## Work task
Search the material for the word "title" and report each line where it turns up.

## Data to process
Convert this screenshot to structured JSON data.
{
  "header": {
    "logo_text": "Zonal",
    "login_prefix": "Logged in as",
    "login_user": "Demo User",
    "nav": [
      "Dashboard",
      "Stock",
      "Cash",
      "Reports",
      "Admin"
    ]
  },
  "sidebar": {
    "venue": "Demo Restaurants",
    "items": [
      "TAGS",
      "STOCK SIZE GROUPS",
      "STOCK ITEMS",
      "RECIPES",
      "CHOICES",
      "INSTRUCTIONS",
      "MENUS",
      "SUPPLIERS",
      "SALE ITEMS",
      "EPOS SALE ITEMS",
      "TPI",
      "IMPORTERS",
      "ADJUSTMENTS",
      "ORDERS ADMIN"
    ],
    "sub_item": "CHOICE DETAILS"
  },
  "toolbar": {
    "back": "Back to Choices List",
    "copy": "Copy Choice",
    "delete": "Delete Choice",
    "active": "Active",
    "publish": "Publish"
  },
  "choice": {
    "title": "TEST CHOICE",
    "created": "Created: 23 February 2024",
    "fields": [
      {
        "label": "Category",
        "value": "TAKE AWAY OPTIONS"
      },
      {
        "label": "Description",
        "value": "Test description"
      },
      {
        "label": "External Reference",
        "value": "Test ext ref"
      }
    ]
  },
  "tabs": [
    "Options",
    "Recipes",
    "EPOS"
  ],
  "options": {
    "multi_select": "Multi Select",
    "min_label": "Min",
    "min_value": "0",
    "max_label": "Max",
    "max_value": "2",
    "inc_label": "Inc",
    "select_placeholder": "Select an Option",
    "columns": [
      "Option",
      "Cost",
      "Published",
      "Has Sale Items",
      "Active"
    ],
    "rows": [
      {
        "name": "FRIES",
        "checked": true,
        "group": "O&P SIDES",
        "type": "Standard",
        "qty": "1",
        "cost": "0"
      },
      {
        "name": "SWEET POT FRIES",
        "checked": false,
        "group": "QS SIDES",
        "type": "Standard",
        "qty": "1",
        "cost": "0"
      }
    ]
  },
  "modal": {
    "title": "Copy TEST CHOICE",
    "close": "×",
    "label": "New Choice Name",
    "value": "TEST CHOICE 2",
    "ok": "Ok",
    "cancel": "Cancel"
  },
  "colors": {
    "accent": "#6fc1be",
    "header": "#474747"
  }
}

## Answer to the exercise
    "title": "TEST CHOICE",
    "title": "Copy TEST CHOICE",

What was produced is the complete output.